[Opening Material provided section]

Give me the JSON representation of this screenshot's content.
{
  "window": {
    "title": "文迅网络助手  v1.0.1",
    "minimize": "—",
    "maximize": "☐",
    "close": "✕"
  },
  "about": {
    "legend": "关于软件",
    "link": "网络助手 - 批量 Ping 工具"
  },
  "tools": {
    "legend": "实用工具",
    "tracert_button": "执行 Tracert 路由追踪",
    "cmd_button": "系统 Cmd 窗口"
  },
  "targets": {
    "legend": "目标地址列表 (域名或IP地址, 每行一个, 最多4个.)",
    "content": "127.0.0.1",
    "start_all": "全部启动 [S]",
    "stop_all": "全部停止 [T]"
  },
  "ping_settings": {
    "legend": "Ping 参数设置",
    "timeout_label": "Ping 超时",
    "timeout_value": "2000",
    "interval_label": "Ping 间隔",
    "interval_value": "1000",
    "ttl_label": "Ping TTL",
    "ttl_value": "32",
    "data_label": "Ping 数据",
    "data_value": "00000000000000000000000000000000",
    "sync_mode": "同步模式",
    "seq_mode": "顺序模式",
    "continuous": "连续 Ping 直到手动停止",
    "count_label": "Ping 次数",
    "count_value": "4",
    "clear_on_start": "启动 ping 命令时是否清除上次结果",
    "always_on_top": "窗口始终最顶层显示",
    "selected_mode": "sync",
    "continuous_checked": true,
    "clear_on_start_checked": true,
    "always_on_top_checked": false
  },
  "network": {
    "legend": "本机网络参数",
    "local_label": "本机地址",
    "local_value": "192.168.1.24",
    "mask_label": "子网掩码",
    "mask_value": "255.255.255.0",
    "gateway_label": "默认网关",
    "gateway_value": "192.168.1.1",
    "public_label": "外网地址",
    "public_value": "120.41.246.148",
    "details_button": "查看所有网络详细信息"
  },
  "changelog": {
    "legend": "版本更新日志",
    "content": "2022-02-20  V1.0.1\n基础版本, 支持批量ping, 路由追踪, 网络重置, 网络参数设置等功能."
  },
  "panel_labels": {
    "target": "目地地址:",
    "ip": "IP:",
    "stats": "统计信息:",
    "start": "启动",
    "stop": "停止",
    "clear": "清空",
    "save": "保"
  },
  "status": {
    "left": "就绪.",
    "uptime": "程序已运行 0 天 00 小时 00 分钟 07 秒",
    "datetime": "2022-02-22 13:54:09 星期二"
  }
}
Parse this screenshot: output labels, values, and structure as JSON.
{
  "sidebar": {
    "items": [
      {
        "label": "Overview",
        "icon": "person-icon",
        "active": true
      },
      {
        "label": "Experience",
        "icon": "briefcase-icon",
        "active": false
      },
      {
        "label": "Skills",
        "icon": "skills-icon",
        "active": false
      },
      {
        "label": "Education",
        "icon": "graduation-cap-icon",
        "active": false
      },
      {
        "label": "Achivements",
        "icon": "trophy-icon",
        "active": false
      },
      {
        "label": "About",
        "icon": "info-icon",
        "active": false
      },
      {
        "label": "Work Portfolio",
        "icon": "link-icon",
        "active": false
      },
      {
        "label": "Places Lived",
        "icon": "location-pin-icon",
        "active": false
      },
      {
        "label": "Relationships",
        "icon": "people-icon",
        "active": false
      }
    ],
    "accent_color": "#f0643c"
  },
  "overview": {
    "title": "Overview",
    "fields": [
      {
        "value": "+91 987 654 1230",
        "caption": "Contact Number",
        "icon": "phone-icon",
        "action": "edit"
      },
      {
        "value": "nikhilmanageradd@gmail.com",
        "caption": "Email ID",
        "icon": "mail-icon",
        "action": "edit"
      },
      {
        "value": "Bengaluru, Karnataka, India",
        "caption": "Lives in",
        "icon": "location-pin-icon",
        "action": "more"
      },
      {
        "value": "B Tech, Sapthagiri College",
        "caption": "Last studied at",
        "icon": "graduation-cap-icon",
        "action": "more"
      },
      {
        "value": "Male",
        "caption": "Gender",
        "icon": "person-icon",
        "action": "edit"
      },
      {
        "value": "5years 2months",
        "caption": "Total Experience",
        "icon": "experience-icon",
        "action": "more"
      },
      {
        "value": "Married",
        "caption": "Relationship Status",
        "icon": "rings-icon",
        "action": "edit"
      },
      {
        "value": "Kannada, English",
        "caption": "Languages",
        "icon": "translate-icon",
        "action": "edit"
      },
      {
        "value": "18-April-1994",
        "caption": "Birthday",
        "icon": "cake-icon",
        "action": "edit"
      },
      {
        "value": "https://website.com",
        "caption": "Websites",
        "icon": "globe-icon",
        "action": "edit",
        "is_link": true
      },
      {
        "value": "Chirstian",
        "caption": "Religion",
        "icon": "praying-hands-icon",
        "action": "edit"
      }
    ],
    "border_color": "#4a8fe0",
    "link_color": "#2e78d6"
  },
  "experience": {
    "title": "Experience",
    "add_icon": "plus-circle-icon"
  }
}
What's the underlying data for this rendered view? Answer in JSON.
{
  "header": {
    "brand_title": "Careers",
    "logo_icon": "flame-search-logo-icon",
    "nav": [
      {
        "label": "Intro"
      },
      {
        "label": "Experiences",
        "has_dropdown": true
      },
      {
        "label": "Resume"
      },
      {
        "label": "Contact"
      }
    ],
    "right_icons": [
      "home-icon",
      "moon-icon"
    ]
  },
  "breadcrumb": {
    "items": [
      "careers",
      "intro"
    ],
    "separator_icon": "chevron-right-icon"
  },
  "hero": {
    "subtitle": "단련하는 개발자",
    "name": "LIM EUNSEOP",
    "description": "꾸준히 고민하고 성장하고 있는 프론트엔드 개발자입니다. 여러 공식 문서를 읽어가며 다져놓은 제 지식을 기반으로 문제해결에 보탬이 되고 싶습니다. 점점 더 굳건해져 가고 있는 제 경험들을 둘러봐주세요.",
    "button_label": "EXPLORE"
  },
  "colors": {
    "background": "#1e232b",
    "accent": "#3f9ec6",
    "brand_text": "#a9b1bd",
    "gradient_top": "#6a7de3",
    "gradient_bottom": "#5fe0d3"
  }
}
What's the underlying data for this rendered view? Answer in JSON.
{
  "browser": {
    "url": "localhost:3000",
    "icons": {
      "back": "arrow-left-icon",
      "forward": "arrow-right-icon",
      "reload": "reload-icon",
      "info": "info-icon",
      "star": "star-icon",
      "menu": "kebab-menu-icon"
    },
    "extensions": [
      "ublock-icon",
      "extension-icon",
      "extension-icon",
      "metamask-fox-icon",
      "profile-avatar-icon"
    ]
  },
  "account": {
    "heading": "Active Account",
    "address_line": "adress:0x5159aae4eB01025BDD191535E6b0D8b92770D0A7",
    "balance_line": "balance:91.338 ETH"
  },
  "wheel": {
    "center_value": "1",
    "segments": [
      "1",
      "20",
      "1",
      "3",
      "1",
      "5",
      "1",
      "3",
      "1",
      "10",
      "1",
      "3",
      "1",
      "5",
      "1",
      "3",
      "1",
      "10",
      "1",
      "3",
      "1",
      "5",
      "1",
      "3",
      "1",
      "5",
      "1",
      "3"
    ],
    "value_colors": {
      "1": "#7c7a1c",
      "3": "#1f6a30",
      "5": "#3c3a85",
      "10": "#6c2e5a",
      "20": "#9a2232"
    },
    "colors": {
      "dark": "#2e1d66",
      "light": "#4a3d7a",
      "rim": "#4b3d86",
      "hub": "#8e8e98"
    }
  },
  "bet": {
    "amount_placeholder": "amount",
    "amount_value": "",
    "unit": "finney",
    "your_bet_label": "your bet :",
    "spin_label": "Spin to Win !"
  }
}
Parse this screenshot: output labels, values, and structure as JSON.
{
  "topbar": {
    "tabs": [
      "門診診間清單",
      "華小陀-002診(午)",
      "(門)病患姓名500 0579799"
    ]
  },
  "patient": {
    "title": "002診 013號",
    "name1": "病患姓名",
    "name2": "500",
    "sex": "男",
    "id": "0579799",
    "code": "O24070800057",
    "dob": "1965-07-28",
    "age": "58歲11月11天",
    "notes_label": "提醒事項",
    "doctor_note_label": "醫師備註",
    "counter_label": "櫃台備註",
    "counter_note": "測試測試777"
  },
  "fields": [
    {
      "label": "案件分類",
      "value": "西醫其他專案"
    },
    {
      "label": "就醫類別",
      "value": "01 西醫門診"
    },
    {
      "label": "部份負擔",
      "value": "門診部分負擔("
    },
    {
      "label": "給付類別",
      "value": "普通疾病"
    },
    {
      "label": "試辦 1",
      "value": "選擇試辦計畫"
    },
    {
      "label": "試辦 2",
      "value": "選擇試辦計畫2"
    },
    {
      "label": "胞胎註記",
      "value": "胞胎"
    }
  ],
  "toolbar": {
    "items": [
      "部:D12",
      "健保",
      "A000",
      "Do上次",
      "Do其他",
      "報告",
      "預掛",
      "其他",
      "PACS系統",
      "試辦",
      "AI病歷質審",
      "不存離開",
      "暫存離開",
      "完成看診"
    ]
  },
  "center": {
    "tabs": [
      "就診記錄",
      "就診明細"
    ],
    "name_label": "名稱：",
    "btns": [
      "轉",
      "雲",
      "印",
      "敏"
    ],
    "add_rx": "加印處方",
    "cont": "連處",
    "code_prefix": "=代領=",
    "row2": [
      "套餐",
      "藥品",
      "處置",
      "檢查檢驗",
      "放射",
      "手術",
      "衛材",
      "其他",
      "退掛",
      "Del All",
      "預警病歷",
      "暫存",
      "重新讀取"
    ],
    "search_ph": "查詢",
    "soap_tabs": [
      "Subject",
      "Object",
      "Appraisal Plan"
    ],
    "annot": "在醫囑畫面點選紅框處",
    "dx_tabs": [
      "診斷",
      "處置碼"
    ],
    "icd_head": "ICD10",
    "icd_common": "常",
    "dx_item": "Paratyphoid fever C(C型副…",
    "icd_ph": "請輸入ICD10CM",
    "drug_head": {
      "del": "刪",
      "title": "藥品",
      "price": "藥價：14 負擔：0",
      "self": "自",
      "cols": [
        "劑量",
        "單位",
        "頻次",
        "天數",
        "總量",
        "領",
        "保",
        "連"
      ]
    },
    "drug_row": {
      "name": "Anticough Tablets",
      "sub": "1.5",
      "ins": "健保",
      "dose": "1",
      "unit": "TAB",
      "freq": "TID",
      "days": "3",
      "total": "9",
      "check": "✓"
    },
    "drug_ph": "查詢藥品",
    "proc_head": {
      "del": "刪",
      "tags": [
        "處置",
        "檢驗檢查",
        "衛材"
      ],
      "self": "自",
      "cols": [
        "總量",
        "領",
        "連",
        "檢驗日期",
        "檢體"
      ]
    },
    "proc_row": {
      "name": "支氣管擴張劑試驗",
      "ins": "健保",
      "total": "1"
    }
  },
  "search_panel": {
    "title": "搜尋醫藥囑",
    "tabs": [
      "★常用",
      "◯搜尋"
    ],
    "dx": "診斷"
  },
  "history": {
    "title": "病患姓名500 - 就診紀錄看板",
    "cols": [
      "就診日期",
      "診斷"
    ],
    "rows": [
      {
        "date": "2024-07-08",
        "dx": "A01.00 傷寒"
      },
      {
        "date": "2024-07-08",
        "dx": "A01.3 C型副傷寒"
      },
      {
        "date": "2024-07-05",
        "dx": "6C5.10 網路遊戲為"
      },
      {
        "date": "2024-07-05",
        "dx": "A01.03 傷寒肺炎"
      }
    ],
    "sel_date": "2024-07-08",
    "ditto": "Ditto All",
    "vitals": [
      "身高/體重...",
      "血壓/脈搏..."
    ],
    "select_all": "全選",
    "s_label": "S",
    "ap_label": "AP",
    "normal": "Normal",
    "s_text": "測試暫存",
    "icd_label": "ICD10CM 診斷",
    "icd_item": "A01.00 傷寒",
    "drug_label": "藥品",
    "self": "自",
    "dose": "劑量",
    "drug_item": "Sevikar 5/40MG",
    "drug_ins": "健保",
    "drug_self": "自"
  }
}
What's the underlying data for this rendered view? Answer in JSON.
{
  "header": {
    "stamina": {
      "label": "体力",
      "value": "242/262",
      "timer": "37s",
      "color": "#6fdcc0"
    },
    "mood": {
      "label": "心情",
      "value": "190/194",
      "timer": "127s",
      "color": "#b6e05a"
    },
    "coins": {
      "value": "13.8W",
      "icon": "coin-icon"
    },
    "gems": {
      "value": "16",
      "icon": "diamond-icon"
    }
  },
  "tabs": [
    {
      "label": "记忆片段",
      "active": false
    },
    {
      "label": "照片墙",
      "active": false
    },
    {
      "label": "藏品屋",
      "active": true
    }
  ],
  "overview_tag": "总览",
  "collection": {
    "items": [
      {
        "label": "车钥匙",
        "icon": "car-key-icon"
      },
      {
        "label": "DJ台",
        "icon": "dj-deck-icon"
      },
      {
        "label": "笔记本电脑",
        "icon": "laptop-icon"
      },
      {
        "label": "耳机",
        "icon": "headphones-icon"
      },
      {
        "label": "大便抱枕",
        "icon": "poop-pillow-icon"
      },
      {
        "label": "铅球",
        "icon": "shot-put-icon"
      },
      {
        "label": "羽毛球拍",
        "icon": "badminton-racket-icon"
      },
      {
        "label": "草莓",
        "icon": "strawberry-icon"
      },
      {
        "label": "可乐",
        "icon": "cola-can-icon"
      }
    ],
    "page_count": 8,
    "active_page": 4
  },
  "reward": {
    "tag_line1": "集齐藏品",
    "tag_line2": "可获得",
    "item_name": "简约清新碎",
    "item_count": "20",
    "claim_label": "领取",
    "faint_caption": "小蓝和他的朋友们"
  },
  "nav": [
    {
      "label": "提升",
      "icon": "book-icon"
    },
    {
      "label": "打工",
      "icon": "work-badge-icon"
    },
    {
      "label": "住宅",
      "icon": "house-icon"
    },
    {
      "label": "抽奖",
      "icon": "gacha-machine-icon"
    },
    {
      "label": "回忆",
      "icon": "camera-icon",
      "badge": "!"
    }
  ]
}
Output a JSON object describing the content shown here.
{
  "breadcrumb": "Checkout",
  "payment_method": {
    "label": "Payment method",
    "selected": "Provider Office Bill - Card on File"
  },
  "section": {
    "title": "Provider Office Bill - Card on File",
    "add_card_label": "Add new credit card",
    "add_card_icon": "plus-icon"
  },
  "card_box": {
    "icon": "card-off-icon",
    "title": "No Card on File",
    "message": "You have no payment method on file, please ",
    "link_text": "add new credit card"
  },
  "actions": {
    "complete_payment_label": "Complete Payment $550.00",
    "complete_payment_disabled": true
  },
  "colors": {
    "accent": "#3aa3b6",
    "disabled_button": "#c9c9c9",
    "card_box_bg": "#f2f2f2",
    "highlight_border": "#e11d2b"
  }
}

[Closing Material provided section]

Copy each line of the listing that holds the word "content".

Give me the JSON representation of this screenshot's content.
    "content": "127.0.0.1",
    "content": "2022-02-20  V1.0.1\n基础版本, 支持批量ping, 路由追踪, 网络重置, 网络参数设置等功能."
Output a JSON object describing the content shown here.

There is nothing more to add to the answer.